An arborist, tree surgeon, or (less commonly) arborist, is a professional in the practice of arboriculture, which is the cultivation, management and study of individual trees, shrubs, vines, and other woody perennial plants in dendrology and horticulture. Arborists are considered tree doctors who specialize in tree care. This could include acting as a consultant to determine the type of trees to be used in landscape design, trimming trees for optimal health and growth, or diagnosing and treating trees with diseases. Arborists also provide assistance with structural problems that arise with trees by working directly with customers or consulting landscaping companies.
Arborists can help people learn and understand what nutrients help trees grow, what diseases infest trees, and how a tree's immune system works. Trees are the most permanent features of a garden plan. The range of tree sizes, shapes and colors is wide enough to fit almost any gardening scheme, from shrubby dwarf trees to giant shade trees, from slow to fast growth, from all shades of green to bronzes, reds, yellows and purples. A balance between evergreen trees, such as pines and firs, and deciduous trees, such as oaks, maples and beeches, can provide protection and visual interest throughout the year.
Annual: A plant that grows, blooms, produces seeds in one season, and then does not survive the winter. It must be planted every year. Many plants we call annuals can be perennial in warmer places. A garden with a large collection of trees and shrubs grown for scientific or educational purposes.
Bare root: These are plants, usually trees and shrubs, that are sold with little or no land around the roots. The profession or activity of making an area of land or garden more attractive by planting trees and adding special features. Arborists generally offer tree removal, wiring or bracing services for structural support, transplanting and planting or shredding stumps, when needed. The circle that would exist if you drew a line below the tips of the outermost branches of a tree or plant.

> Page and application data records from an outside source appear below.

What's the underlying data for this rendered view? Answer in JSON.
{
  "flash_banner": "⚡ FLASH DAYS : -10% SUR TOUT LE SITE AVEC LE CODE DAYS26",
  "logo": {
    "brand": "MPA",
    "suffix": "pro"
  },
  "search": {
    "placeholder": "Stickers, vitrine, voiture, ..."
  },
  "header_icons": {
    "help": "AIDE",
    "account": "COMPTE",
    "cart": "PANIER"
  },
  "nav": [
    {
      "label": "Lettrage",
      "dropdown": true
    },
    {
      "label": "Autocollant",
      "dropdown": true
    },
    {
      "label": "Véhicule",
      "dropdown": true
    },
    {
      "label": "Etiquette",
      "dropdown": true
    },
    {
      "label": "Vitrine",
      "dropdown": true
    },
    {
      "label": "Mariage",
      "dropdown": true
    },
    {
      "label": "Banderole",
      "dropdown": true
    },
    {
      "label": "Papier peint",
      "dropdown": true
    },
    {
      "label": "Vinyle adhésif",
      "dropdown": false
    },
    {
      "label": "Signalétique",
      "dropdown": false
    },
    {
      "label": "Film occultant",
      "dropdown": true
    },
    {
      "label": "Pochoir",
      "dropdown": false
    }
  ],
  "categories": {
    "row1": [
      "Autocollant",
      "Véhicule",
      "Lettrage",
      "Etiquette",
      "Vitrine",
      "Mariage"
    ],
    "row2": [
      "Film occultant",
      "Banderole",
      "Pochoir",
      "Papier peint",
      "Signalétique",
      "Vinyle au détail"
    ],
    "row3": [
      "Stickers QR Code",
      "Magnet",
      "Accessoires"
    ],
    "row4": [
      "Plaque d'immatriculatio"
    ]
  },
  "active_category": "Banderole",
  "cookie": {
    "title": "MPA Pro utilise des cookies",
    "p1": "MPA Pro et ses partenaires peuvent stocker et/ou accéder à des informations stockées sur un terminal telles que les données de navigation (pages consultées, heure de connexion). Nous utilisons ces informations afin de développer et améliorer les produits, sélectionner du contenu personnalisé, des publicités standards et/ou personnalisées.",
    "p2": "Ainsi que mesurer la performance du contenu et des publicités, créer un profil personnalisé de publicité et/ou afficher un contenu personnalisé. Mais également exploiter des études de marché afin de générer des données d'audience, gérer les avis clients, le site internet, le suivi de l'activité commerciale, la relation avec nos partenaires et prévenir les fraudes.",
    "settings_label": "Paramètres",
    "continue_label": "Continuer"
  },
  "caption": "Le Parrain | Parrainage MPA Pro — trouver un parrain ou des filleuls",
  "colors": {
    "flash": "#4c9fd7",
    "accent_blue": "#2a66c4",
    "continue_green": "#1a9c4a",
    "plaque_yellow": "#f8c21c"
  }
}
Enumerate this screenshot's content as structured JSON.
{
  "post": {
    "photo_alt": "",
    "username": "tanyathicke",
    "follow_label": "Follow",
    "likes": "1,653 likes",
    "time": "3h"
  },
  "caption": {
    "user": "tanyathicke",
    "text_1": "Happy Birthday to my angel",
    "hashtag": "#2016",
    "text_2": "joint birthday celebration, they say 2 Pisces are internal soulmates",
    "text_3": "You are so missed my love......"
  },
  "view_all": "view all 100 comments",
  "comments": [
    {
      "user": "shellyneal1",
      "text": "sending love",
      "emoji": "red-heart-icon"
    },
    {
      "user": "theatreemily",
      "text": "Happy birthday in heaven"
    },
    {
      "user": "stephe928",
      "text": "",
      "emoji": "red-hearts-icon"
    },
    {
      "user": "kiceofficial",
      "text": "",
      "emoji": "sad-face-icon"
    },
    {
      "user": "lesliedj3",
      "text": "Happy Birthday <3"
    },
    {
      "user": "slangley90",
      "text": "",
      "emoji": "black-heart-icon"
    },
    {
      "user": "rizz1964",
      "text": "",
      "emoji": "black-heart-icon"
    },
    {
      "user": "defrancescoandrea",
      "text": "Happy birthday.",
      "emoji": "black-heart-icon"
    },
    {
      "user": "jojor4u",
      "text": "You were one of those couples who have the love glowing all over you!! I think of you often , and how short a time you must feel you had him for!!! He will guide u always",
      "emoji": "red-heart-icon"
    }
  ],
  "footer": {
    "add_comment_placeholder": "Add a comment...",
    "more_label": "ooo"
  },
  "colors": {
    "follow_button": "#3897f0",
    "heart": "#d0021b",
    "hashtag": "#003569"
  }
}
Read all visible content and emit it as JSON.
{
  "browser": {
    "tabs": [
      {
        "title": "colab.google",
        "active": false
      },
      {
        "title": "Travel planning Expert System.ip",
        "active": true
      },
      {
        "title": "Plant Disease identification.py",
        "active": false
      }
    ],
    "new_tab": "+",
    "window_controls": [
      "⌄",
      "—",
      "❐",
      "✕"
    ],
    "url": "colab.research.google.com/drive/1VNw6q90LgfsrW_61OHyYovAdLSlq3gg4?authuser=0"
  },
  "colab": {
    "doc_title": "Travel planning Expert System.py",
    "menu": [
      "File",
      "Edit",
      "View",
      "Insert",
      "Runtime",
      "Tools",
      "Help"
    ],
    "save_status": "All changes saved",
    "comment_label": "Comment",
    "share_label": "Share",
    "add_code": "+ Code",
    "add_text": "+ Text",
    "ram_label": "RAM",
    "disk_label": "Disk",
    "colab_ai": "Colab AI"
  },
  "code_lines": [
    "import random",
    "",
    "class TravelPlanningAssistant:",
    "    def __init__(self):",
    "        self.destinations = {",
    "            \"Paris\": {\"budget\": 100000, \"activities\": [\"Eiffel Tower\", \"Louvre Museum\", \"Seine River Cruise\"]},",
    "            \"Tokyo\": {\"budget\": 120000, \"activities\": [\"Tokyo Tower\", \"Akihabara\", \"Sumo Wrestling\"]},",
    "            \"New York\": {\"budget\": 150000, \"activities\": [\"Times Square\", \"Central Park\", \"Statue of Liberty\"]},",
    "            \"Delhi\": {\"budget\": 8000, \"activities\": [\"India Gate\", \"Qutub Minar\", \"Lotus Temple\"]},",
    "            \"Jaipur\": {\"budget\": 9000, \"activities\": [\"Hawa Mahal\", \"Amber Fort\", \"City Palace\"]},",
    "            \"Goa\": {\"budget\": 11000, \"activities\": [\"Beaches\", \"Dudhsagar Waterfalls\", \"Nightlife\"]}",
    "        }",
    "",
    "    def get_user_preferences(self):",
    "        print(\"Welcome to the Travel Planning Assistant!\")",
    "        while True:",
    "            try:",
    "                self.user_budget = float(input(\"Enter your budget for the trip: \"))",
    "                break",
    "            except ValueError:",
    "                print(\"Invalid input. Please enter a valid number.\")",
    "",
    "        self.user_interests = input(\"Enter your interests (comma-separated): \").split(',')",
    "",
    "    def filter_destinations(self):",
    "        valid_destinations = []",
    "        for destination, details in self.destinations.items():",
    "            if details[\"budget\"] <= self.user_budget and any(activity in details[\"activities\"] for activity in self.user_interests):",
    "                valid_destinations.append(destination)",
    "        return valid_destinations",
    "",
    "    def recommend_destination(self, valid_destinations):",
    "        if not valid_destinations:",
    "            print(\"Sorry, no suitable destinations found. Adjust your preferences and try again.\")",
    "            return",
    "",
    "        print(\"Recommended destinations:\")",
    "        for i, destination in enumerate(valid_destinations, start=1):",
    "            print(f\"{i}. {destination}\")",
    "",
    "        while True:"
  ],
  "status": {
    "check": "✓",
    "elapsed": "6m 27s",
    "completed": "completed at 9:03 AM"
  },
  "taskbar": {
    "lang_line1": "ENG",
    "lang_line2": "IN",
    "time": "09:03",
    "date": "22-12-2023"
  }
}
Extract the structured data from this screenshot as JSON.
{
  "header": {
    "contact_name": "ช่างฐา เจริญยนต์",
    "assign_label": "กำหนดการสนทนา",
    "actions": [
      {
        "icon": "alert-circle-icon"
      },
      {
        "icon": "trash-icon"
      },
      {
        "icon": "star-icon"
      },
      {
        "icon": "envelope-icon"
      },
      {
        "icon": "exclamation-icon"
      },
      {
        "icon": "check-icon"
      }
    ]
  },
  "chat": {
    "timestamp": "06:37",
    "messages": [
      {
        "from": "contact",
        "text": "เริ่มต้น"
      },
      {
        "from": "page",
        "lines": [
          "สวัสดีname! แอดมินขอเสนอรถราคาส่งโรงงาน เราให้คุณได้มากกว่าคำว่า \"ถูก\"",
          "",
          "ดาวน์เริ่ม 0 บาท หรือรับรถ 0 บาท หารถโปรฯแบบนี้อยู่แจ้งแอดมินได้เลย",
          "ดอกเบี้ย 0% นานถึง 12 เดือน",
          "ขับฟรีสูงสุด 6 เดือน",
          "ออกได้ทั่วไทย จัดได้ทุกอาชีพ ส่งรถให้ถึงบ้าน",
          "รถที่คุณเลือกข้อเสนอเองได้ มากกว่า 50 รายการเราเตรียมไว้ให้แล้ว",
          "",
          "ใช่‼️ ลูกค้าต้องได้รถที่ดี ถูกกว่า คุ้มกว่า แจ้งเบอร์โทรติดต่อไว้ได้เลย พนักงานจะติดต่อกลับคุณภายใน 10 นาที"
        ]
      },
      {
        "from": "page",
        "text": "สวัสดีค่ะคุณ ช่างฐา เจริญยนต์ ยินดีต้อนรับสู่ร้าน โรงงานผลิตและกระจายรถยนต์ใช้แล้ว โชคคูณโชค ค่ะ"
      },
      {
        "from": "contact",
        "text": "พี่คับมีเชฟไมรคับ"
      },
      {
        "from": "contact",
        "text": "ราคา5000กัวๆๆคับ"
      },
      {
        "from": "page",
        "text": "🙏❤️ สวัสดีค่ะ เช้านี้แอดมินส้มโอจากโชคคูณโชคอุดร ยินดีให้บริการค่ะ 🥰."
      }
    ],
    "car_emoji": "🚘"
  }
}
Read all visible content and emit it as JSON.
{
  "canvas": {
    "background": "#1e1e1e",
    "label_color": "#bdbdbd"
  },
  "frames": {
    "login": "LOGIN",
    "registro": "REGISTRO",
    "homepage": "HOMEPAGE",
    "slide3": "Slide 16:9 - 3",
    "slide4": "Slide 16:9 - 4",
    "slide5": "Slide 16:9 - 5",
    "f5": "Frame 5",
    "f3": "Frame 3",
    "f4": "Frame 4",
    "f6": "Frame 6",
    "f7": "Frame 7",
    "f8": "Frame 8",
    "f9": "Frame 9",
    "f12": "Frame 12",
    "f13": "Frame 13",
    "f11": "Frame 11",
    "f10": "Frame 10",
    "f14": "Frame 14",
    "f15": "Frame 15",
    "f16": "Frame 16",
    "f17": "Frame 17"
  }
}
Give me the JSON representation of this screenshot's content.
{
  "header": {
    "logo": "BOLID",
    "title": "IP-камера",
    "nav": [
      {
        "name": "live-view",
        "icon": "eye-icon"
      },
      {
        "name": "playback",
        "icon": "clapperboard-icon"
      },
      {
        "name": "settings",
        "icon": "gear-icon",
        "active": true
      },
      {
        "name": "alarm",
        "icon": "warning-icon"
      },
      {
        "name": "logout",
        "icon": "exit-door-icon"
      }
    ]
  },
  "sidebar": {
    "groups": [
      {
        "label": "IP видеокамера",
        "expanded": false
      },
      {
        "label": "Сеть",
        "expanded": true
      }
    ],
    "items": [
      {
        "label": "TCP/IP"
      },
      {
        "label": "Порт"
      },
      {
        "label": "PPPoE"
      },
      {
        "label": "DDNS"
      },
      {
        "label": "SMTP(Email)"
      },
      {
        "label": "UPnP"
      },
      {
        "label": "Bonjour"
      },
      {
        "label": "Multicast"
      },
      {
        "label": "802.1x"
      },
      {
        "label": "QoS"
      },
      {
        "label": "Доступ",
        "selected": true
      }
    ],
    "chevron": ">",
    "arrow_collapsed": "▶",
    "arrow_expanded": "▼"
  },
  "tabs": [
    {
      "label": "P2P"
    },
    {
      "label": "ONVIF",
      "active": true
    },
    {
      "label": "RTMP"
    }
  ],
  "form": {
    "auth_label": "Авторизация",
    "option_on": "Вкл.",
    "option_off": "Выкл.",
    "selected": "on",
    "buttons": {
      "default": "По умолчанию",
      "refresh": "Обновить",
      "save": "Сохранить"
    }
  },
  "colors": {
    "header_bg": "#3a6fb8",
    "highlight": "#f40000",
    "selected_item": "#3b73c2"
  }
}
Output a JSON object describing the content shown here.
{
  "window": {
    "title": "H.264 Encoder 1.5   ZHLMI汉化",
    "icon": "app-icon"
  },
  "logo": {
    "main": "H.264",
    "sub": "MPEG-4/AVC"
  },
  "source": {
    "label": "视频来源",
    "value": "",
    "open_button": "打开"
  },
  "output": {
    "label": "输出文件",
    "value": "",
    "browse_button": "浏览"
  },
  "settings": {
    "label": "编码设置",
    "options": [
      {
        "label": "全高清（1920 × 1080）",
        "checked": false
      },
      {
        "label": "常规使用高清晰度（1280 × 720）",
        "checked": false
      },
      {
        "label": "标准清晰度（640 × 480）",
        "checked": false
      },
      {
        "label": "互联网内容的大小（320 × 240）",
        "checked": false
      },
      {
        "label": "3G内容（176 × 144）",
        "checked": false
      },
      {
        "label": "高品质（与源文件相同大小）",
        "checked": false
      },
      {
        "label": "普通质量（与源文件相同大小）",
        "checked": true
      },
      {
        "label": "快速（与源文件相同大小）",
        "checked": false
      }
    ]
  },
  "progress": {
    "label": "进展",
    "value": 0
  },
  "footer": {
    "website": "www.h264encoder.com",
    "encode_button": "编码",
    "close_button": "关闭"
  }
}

You'll find horticulturists and arborists working to improve plant cultivation or who care for diseased trees and shrubs. Arboriculture services include improving the lives of trees or shrubs by shaping them or eliminating things that pose a threat to the life of the tree or shrub. The process of training a tree or shrub so that its branches grow in a flat, exposed pattern by tying, pinching, and pruning branches. Mottled shade: Areas where there is a mix of sun and shade, usually because there is a deciduous tree nearby.
Horticulture is a science and art that employs technology to grow plants, grasses, shrubs or trees for human use, according to Michigan State University. The science of horticulture covers a broader spectrum than that of an arborist, whose concern is trees or shrubs. Thinning also refers to removing entire branches from a tree or shrub, to give the plant a more open structure. Ball and burlap shaped (B% 26B): Usually larger trees or shrubs that were grown on the ground in a nursery.